The fire service must rise to the initiative and form alliances with managed care organizations. We must maintain the public safety net. Two key areas are pivotal to how the fire service can help managed care and keep high-quality care the focus in our communities: "gatekeeping" and "pathway management." Gatekeeping is the process by which a patient is let into the system. Many areas are using a primary care physician, while some areas are using 1-800-Ask-a-Nurse lines. By keeping the fire service involved in the process, 911 can continue to be the proper number of choice. That way, for medical cases that are urgent or critical the information is readily available to responders.
Pathway management is the process of getting the right patient to the right place. Not all patients need to go to an emergency room but in many communities the option to take a patient to a clinic, doctor's office or specialty center or even to treat and release is not available.

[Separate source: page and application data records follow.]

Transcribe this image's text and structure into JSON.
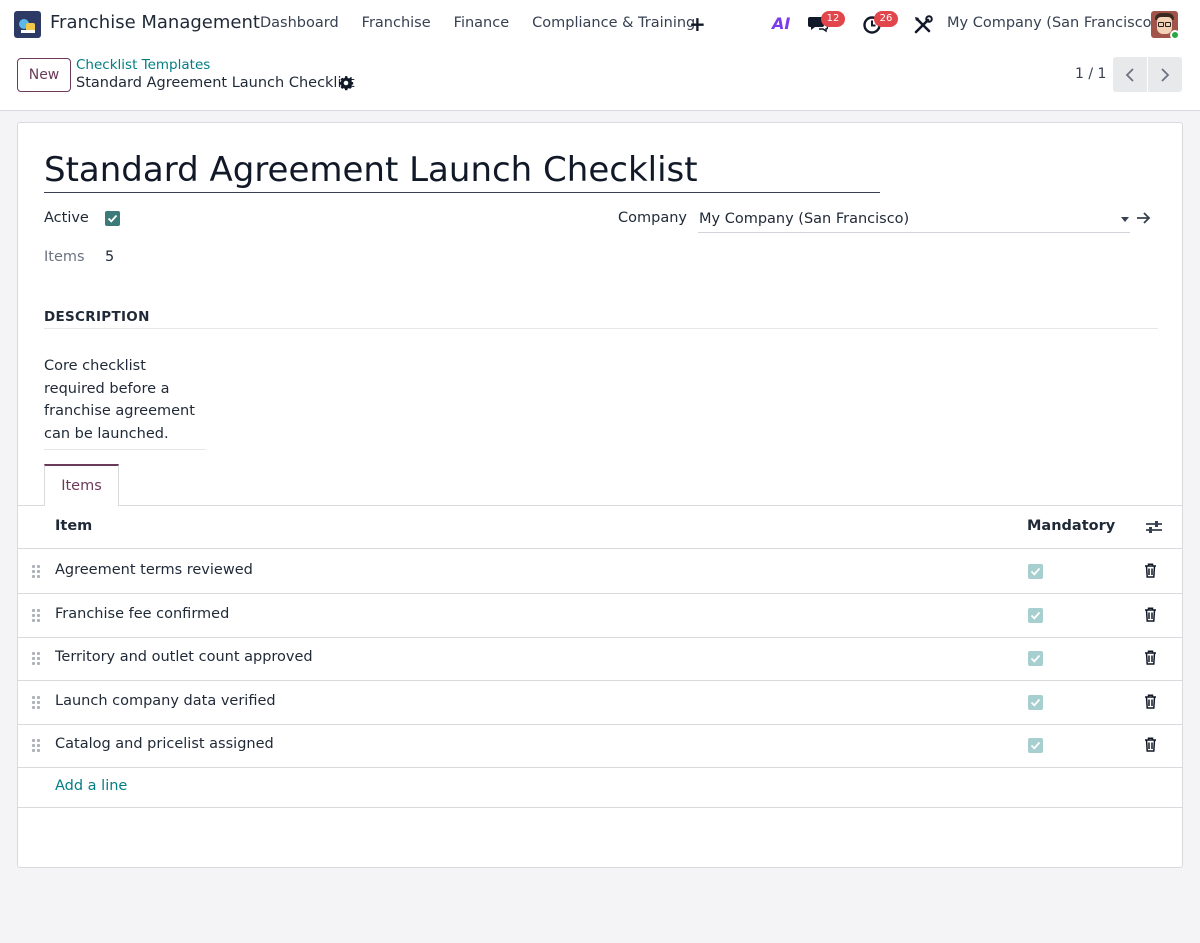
{
  "navbar": {
    "app_title": "Franchise Management",
    "menu": [
      "Dashboard",
      "Franchise",
      "Finance",
      "Compliance & Training"
    ],
    "plus_label": "+",
    "ai_label": "AI",
    "messages_count": "12",
    "activities_count": "26",
    "company": "My Company (San Francisco)"
  },
  "control_panel": {
    "new_label": "New",
    "breadcrumb_parent": "Checklist Templates",
    "breadcrumb_current": "Standard Agreement Launch Checklist",
    "pager_value": "1 / 1"
  },
  "form": {
    "title": "Standard Agreement Launch Checklist",
    "active_label": "Active",
    "active": true,
    "items_label": "Items",
    "items_count": "5",
    "company_label": "Company",
    "company_value": "My Company (San Francisco)",
    "description_heading": "DESCRIPTION",
    "description": "Core checklist required before a franchise agreement can be launched."
  },
  "tabs": [
    {
      "label": "Items",
      "active": true
    }
  ],
  "items_table": {
    "columns": [
      "Item",
      "Mandatory"
    ],
    "rows": [
      {
        "item": "Agreement terms reviewed",
        "mandatory": true
      },
      {
        "item": "Franchise fee confirmed",
        "mandatory": true
      },
      {
        "item": "Territory and outlet count approved",
        "mandatory": true
      },
      {
        "item": "Launch company data verified",
        "mandatory": true
      },
      {
        "item": "Catalog and pricelist assigned",
        "mandatory": true
      }
    ],
    "add_line_label": "Add a line"
  },
  "colors": {
    "accent": "#6b3a5a",
    "link": "#017e84",
    "checkbox": "#3c7a7a",
    "badge": "#e0464b"
  },
  "icons": [
    "app-icon",
    "chat-icon",
    "activity-clock-icon",
    "tools-icon",
    "gear-icon",
    "chevron-left-icon",
    "chevron-right-icon",
    "caret-down-icon",
    "external-arrow-icon",
    "optional-columns-icon",
    "drag-handle-icon",
    "trash-icon",
    "check-icon"
  ]
}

That is because our systems are dictated by medical directors, most of them emergency room physicians. As managed care penetrates hospitals and physicians, it will force EMS systems to provide for pathway management.
The Peace Process
It is vital to the survival of the fire service and protection of our communities that we understand warfare, or in today's words, "commonly accepted business practices." You see, they are the same. Understanding warfare as defined by Sun Tsu allows us to work at peace from a position of strength. By being constantly vigilant, analyzing intelligence, understanding deceptions and poising our agencies to be agile and speedy, we can overcome the opponents' tactics.
Paul M. Maniscalco is a deputy chief/paramedic with the FDNY Bureau of EMS. He is past president of the National Association of EMTs and is an adjunct faculty member of the National Fire Academy in Emmitsburg, MD. John D. Sinclair is assistant chief/paramedic with Central Pierce Fire & Rescue in Tacoma, WA. He is the International Association of Fire Chiefs (IAFC) EMS Section secretary and an adjunct faculty member of the National Fire Academy.